At Tuesday’s State-of-the-Art Session “Stem Cell Engineering”, Cedric Ghevaert, M.D., Ph.D. presented a new approach to the in vitro development of platelets.
- His research team has explored a different strategy to stem cell differentiation called forward programming which delivers high purity and high yield megakaryocyte cultures.
- His team has discovered a strategy to create “universal” platelets using β2 microglobulin as a knock-out target using CRISPR-Cas9 technology. This has exciting implications for patients who are alloimmunized to platelet antigens.
Demand for platelets is high; nearly 60% of administered platelets are used in prophylactic situations to prevent bleeding in settings such as chemotherapy support or inherited platelet disorders, while 40% are used therapeutically during surgery or following trauma. Medical care is dependent on donated platelets from healthy volunteers. However, donated platelets have only a very short shelf life of 5-7 days. Historically, there have been the additional concerns of biosafety and alloimmunization.
Ghevaert explained the traditional process for producing platelets in vitro, beginning with the differentiation of megakaryocytes from human induced pluripotent stem cells (hiPSCs). He described a variety of approaches to differentiation, including the classical approach of directed differentiation and a more recent approach with selective immortalisation of megakaryocyte (MK) progenitors from a progenitor pool.

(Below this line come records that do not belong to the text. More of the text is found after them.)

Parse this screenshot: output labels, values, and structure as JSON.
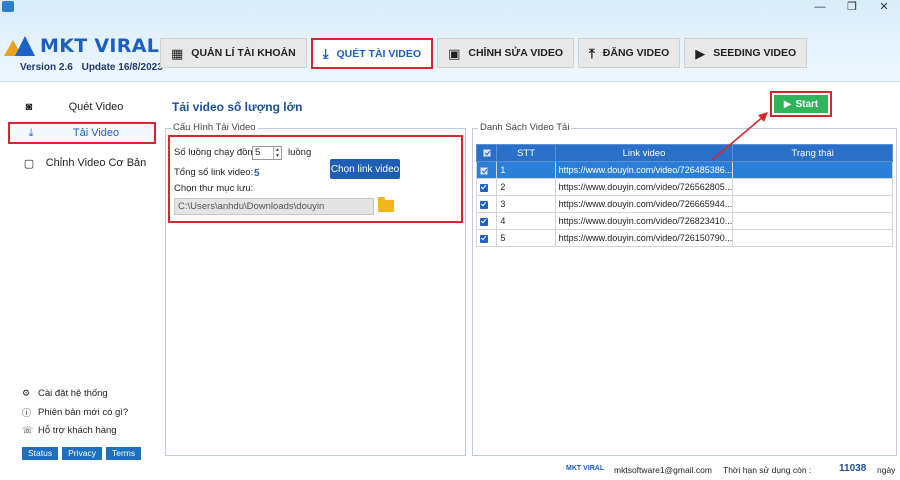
{
  "app": {
    "logo_text": "MKT VIRAL",
    "version": "Version  2.6",
    "update": "Update 16/8/2023",
    "window_controls": [
      "—",
      "❐",
      "✕"
    ]
  },
  "tabs": [
    {
      "label": "QUẢN LÍ TÀI KHOẢN",
      "icon": "grid-icon",
      "active": false
    },
    {
      "label": "QUÉT TÀI VIDEO",
      "icon": "download-icon",
      "active": true
    },
    {
      "label": "CHỈNH SỬA VIDEO",
      "icon": "film-icon",
      "active": false
    },
    {
      "label": "ĐĂNG VIDEO",
      "icon": "upload-icon",
      "active": false
    },
    {
      "label": "SEEDING VIDEO",
      "icon": "video-icon",
      "active": false
    }
  ],
  "sidebar": {
    "items": [
      {
        "label": "Quét Video",
        "icon": "camera-icon",
        "active": false
      },
      {
        "label": "Tải Video",
        "icon": "download-icon",
        "active": true
      },
      {
        "label": "Chỉnh Video Cơ Bản",
        "icon": "chat-icon",
        "active": false
      }
    ],
    "bottom": [
      {
        "label": "Cài đặt hệ thống",
        "icon": "gear-icon"
      },
      {
        "label": "Phiên bản mới có gì?",
        "icon": "info-icon"
      },
      {
        "label": "Hỗ trợ khách hàng",
        "icon": "support-icon"
      }
    ],
    "footer_buttons": [
      "Status",
      "Privacy",
      "Terms"
    ]
  },
  "main": {
    "title": "Tải video số lượng lớn",
    "start_label": "Start",
    "config": {
      "legend": "Cấu Hình Tải Video",
      "threads_label": "Số luồng chạy đồng t",
      "threads_value": "5",
      "threads_unit": "luồng",
      "total_label": "Tổng số link video:",
      "total_value": "5",
      "pick_button": "Chọn link video",
      "folder_label": "Chọn thư mục lưu:",
      "folder_path": "C:\\Users\\anhdu\\Downloads\\douyin"
    },
    "list": {
      "legend": "Danh Sách Video Tải",
      "columns": [
        "STT",
        "Link video",
        "Trạng thái"
      ],
      "rows": [
        {
          "stt": "1",
          "link": "https://www.douyin.com/video/726485386...",
          "status": ""
        },
        {
          "stt": "2",
          "link": "https://www.douyin.com/video/726562805...",
          "status": ""
        },
        {
          "stt": "3",
          "link": "https://www.douyin.com/video/726665944...",
          "status": ""
        },
        {
          "stt": "4",
          "link": "https://www.douyin.com/video/726823410...",
          "status": ""
        },
        {
          "stt": "5",
          "link": "https://www.douyin.com/video/726150790...",
          "status": ""
        }
      ]
    }
  },
  "statusbar": {
    "logo": "MKT VIRAL",
    "email": "mktsoftware1@gmail.com",
    "expiry_label": "Thời hạn sử dụng còn :",
    "days": "11038",
    "days_unit": "ngày"
  },
  "colors": {
    "accent": "#1b5fc2",
    "highlight": "#d7262e",
    "start": "#2fb45a",
    "table_header": "#2b70c8"
  }
}
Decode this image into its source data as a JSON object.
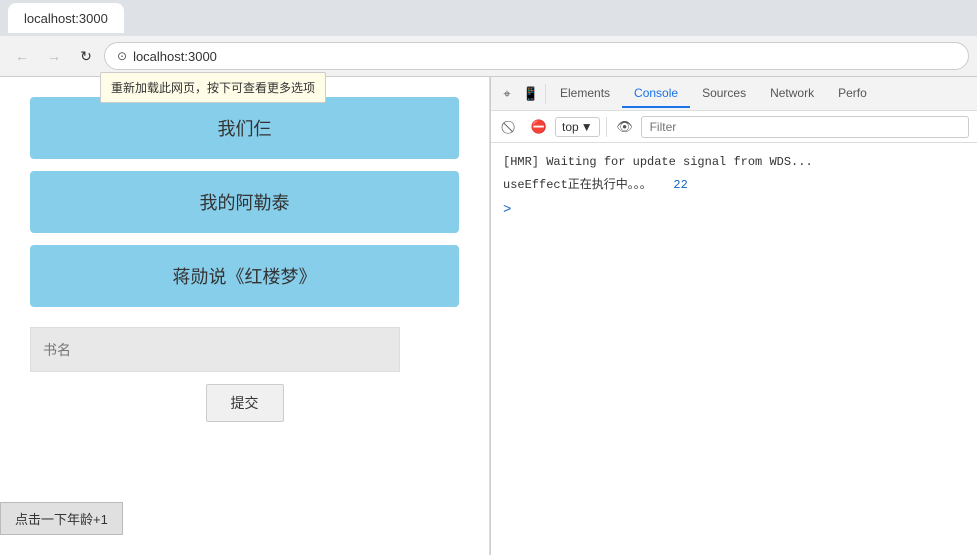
{
  "browser": {
    "back_label": "←",
    "forward_label": "→",
    "reload_label": "↻",
    "url": "localhost:3000",
    "tooltip_text": "重新加载此网页，按下可查看更多选项"
  },
  "webpage": {
    "book1_label": "我们仨",
    "book2_label": "我的阿勒泰",
    "book3_label": "蒋勋说《红楼梦》",
    "input_placeholder": "书名",
    "submit_label": "提交",
    "age_btn_label": "点击一下年龄+1"
  },
  "devtools": {
    "tabs": [
      {
        "label": "Elements",
        "active": false
      },
      {
        "label": "Console",
        "active": true
      },
      {
        "label": "Sources",
        "active": false
      },
      {
        "label": "Network",
        "active": false
      },
      {
        "label": "Perfo",
        "active": false
      }
    ],
    "toolbar": {
      "top_selector": "top",
      "filter_placeholder": "Filter"
    },
    "console": {
      "line1": "[HMR] Waiting for update signal from WDS...",
      "line2": "useEffect正在执行中。。。",
      "line2_number": "22",
      "prompt": ">"
    }
  }
}
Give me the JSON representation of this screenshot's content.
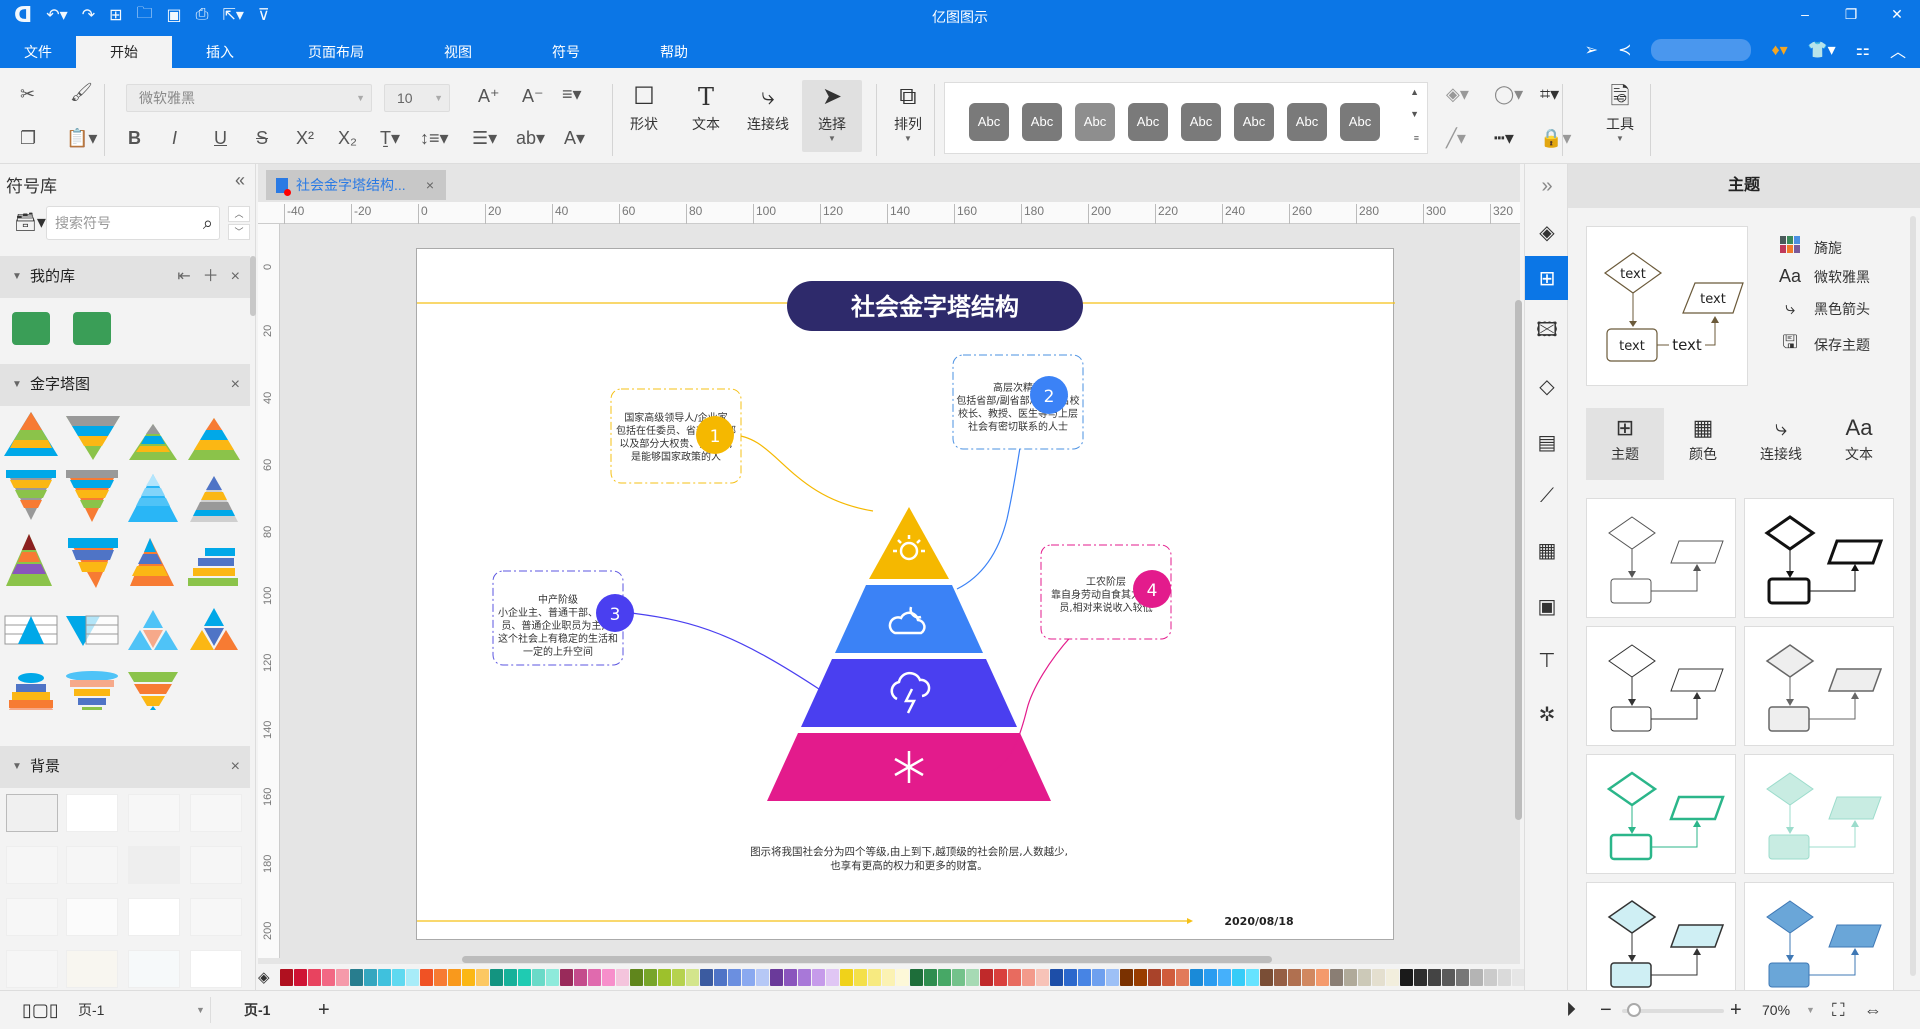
{
  "app": {
    "title": "亿图图示",
    "quick_access": [
      "logo-icon",
      "undo-icon",
      "redo-icon",
      "new-icon",
      "open-icon",
      "save-icon",
      "print-icon",
      "export-icon",
      "customize-icon"
    ],
    "window_controls": {
      "minimize": "–",
      "restore": "❐",
      "close": "✕"
    }
  },
  "menu": {
    "items": [
      {
        "label": "文件",
        "active": false
      },
      {
        "label": "开始",
        "active": true
      },
      {
        "label": "插入",
        "active": false
      },
      {
        "label": "页面布局",
        "active": false
      },
      {
        "label": "视图",
        "active": false
      },
      {
        "label": "符号",
        "active": false
      },
      {
        "label": "帮助",
        "active": false
      }
    ]
  },
  "ribbon": {
    "font_family": "微软雅黑",
    "font_size": "10",
    "tools": {
      "shape": "形状",
      "text": "文本",
      "connector": "连接线",
      "select": "选择",
      "arrange": "排列",
      "tools": "工具"
    },
    "style_gallery": [
      "Abc",
      "Abc",
      "Abc",
      "Abc",
      "Abc",
      "Abc",
      "Abc",
      "Abc"
    ],
    "style_colors": [
      "#7a7a7a",
      "#7a7a7a",
      "#8e8e8e",
      "#7a7a7a",
      "#7a7a7a",
      "#7a7a7a",
      "#7a7a7a",
      "#7a7a7a"
    ]
  },
  "left_panel": {
    "title": "符号库",
    "search_placeholder": "搜索符号",
    "sections": [
      {
        "label": "我的库"
      },
      {
        "label": "金字塔图"
      },
      {
        "label": "背景"
      }
    ]
  },
  "document": {
    "tab_label": "社会金字塔结构...",
    "h_ruler": [
      "-40",
      "-20",
      "0",
      "20",
      "40",
      "60",
      "80",
      "100",
      "120",
      "140",
      "160",
      "180",
      "200",
      "220",
      "240",
      "260",
      "280",
      "300",
      "320"
    ],
    "v_ruler": [
      "0",
      "20",
      "40",
      "60",
      "80",
      "100",
      "120",
      "140",
      "160",
      "180",
      "200"
    ],
    "diagram": {
      "title": "社会金字塔结构",
      "title_bg": "#2e2a6b",
      "accent_line": "#f5c016",
      "layers": [
        {
          "num": "1",
          "color": "#f5b800",
          "icon": "sun-icon",
          "heading": "国家高级领导人/企业家",
          "body": [
            "包括在任委员、省部级干部",
            "以及部分大权贵、大富商,",
            "是能够国家政策的人"
          ]
        },
        {
          "num": "2",
          "color": "#3b82f6",
          "icon": "cloud-moon-icon",
          "heading": "高层次精英",
          "body": [
            "包括省部/副省部局级、名校",
            "校长、教授、医生等与上层",
            "社会有密切联系的人士"
          ]
        },
        {
          "num": "3",
          "color": "#4a3ff0",
          "icon": "storm-icon",
          "heading": "中产阶级",
          "body": [
            "小企业主、普通干部、公务",
            "员、普通企业职员为主,在",
            "这个社会上有稳定的生活和",
            "一定的上升空间"
          ]
        },
        {
          "num": "4",
          "color": "#e31b8c",
          "icon": "snowflake-icon",
          "heading": "工农阶层",
          "body": [
            "靠自身劳动自食其力的人",
            "员,相对来说收入较低"
          ]
        }
      ],
      "caption": [
        "图示将我国社会分为四个等级,由上到下,越顶级的社会阶层,人数越少,",
        "也享有更高的权力和更多的财富。"
      ],
      "date": "2020/08/18"
    }
  },
  "palette": [
    "#b0101f",
    "#cf1334",
    "#e8435f",
    "#f26884",
    "#f59aaa",
    "#287d8e",
    "#35a6bf",
    "#3fc1dd",
    "#5fd9f0",
    "#a8ecf8",
    "#f05224",
    "#f77b33",
    "#f9991c",
    "#fbb714",
    "#fcc862",
    "#139480",
    "#17b19a",
    "#1fcbb2",
    "#6adac8",
    "#8eeadb",
    "#992a5a",
    "#c44c8c",
    "#e06aae",
    "#f78fcb",
    "#f4c4dc",
    "#60861c",
    "#78a52a",
    "#9dc12c",
    "#b6d24f",
    "#d3e58c",
    "#3b5ba0",
    "#4f74c6",
    "#6b8fe0",
    "#8aa9f0",
    "#b6c8f6",
    "#6a3a9a",
    "#8a55bd",
    "#a878d8",
    "#c69bea",
    "#e0c6f4",
    "#f0d21a",
    "#f4e04a",
    "#f7ea80",
    "#fbf2b3",
    "#fdf8d8",
    "#1e6e3a",
    "#2f8d4f",
    "#47a866",
    "#74c28b",
    "#a6dab4",
    "#c0292a",
    "#d9403d",
    "#e86b5f",
    "#f39a8b",
    "#f7c3b8",
    "#1d4ea8",
    "#2c68cc",
    "#4784e4",
    "#6ea0ef",
    "#9dc0f6",
    "#7a3100",
    "#993d00",
    "#a9432a",
    "#d05c3c",
    "#e27a5a",
    "#1a8ad8",
    "#2a9cf0",
    "#45b0fb",
    "#36ccf8",
    "#66e3ff",
    "#7a4e36",
    "#955f45",
    "#b07050",
    "#d18860",
    "#f49a6c",
    "#8a7e74",
    "#b0aa9a",
    "#ccc9b8",
    "#e4dfcf",
    "#f2eedd",
    "#1a1a1a",
    "#2e2e2e",
    "#444444",
    "#5a5a5a",
    "#777777",
    "#b4b4b4",
    "#cbcbcb",
    "#dadada",
    "#e6e6e6",
    "#f2f2f2"
  ],
  "icon_bar": [
    "collapse-icon",
    "fill-icon",
    "theme-icon",
    "image-icon",
    "layers-icon",
    "page-list-icon",
    "chart-icon",
    "table-icon",
    "puzzle-icon",
    "org-icon",
    "mindmap-icon"
  ],
  "right_panel": {
    "title": "主题",
    "preview_labels": [
      "text",
      "text",
      "text",
      "text"
    ],
    "props": [
      {
        "icon": "palette-grid-icon",
        "label": "旖旎"
      },
      {
        "icon": "font-icon",
        "label": "微软雅黑"
      },
      {
        "icon": "connector-icon",
        "label": "黑色箭头"
      },
      {
        "icon": "save-icon",
        "label": "保存主题"
      }
    ],
    "tabs": [
      {
        "icon": "theme-icon",
        "label": "主题",
        "active": true
      },
      {
        "icon": "color-grid-icon",
        "label": "颜色",
        "active": false
      },
      {
        "icon": "connector-icon",
        "label": "连接线",
        "active": false
      },
      {
        "icon": "font-icon",
        "label": "文本",
        "active": false
      }
    ]
  },
  "status": {
    "page_select": "页-1",
    "page_tab": "页-1",
    "zoom": "70%",
    "zoom_fraction": 0.12
  }
}
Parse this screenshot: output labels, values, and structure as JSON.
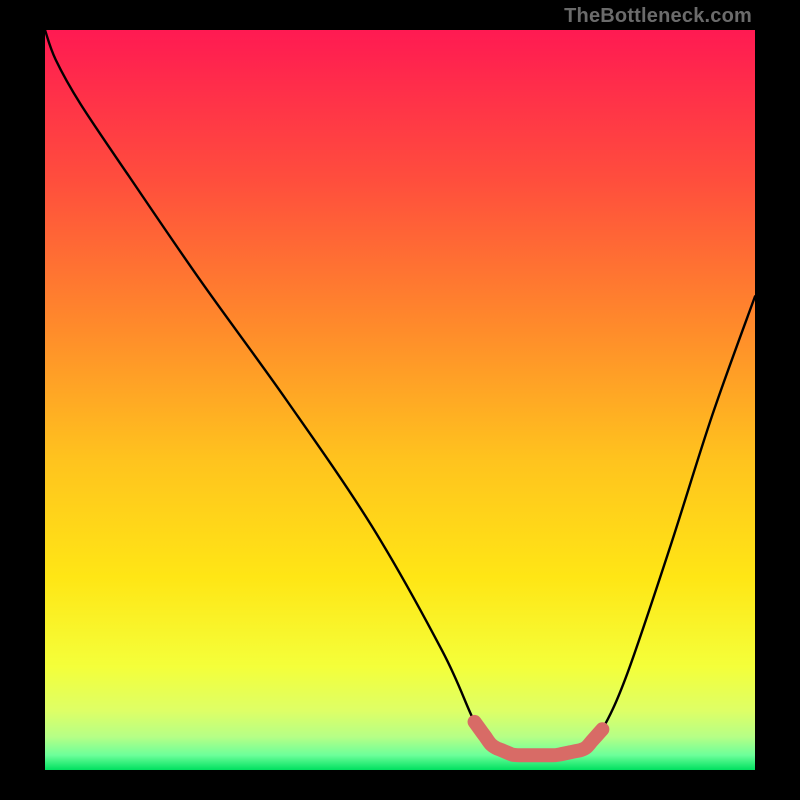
{
  "attribution": "TheBottleneck.com",
  "chart_data": {
    "type": "line",
    "title": "",
    "xlabel": "",
    "ylabel": "",
    "xlim": [
      0,
      100
    ],
    "ylim": [
      0,
      100
    ],
    "grid": false,
    "legend": false,
    "annotations": [],
    "gradient_stops": [
      {
        "offset": 0.0,
        "color": "#ff1a52"
      },
      {
        "offset": 0.2,
        "color": "#ff4d3d"
      },
      {
        "offset": 0.4,
        "color": "#ff8a2b"
      },
      {
        "offset": 0.58,
        "color": "#ffc31e"
      },
      {
        "offset": 0.74,
        "color": "#ffe615"
      },
      {
        "offset": 0.86,
        "color": "#f4ff3a"
      },
      {
        "offset": 0.92,
        "color": "#deff66"
      },
      {
        "offset": 0.955,
        "color": "#b6ff86"
      },
      {
        "offset": 0.98,
        "color": "#6cff9a"
      },
      {
        "offset": 1.0,
        "color": "#00e060"
      }
    ],
    "curve": {
      "description": "Bottleneck curve: high on left, descends to a flat minimum, rises again on right",
      "x": [
        0.0,
        1.5,
        5,
        12,
        22,
        34,
        46,
        56,
        60.5,
        63,
        66,
        72,
        76,
        78.5,
        82,
        88,
        94,
        100
      ],
      "y_pct": [
        100,
        96,
        90,
        80,
        66,
        50,
        33,
        16,
        6.5,
        3.2,
        2,
        2,
        2.8,
        5.5,
        13,
        30,
        48,
        64
      ]
    },
    "highlight_band": {
      "description": "Salmon rounded segment along the flat minimum",
      "x_start": 60.5,
      "x_end": 78.5,
      "color": "#d86b66",
      "thickness_px": 14
    }
  }
}
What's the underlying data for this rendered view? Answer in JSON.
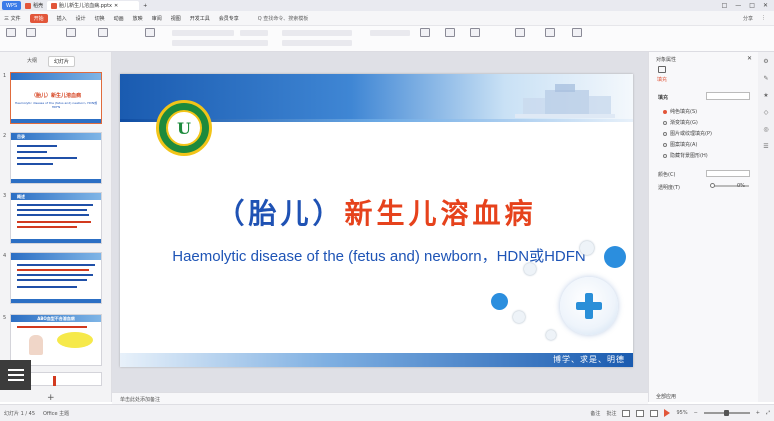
{
  "titlebar": {
    "app_tab": "WPS",
    "doc_tab": "稻壳",
    "file_tab": "胎儿新生儿溶血病.pptx",
    "right_items": [
      "□",
      "—",
      "□",
      "✕"
    ]
  },
  "menubar": {
    "items": [
      "三 文件",
      "开始",
      "插入",
      "设计",
      "切换",
      "动画",
      "放映",
      "审阅",
      "视图",
      "开发工具",
      "会员专享"
    ],
    "active_index": 1,
    "search": "Q 查找命令、搜索模板",
    "right": [
      "分享",
      "⋮"
    ]
  },
  "leftpanel": {
    "tabs": [
      "大纲",
      "幻灯片"
    ],
    "thumbs": [
      {
        "num": "1",
        "title": "（胎儿）新生儿溶血病",
        "sub": "Haemolytic disease of the (fetus and) newborn, HDN或HDFN"
      },
      {
        "num": "2",
        "title": "目录"
      },
      {
        "num": "3",
        "title": "概述"
      },
      {
        "num": "4",
        "title": ""
      },
      {
        "num": "5",
        "title": "ABO血型不合溶血病"
      }
    ],
    "add": "+"
  },
  "slide": {
    "logo_letter": "U",
    "zh_paren_left": "（胎儿）",
    "zh_main": "新生儿溶血病",
    "en_title": "Haemolytic disease of the (fetus and) newborn，HDN或HDFN",
    "slogan": "博学、求是、明德"
  },
  "notes": {
    "placeholder": "单击此处添加备注"
  },
  "rightpanel": {
    "title": "对象属性",
    "fill_label": "填充",
    "section": "填充",
    "options": [
      "纯色填充(S)",
      "渐变填充(G)",
      "图片或纹理填充(P)",
      "图案填充(A)",
      "隐藏背景图形(H)"
    ],
    "selected_option": 0,
    "color_label": "颜色(C)",
    "transparency_label": "透明度(T)",
    "transparency_value": "0%",
    "bottom": "全部应用"
  },
  "statusbar": {
    "slide_info": "幻灯片 1 / 45",
    "theme": "Office 主题",
    "notes_btn": "备注",
    "comment_btn": "批注",
    "zoom": "95%"
  },
  "colors": {
    "accent": "#e2563a",
    "title_blue": "#1e54b6",
    "title_red": "#e6421c",
    "header_blue": "#1a5bb0"
  }
}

In contrast, his research team has explored a new strategy to differentiation called forward programming, which relies on the forced expression of MK-specific transcription factors in stem cells to impose the MK identity more directly. This approach delivers high purity and high yield megakaryocyte cultures. But MKs are not the goal. The next step is to produce from these MKs, platelets of adequate number and function that would be required for clinical therapies.
Ghevaert then explained the potential of genome editing to make “universal” platelets. He noted that HLA Class I expression depends on expression of β2 microglobulin. He described how his team can knock-out β2 microglobulin expression and therefore create iPSC lines from which universal HLA Class I null platelets could be derived.
While progress has been made, in vitro platelet production for clinical application still has challenges to overcome and requires technological breakthroughs for further advancement.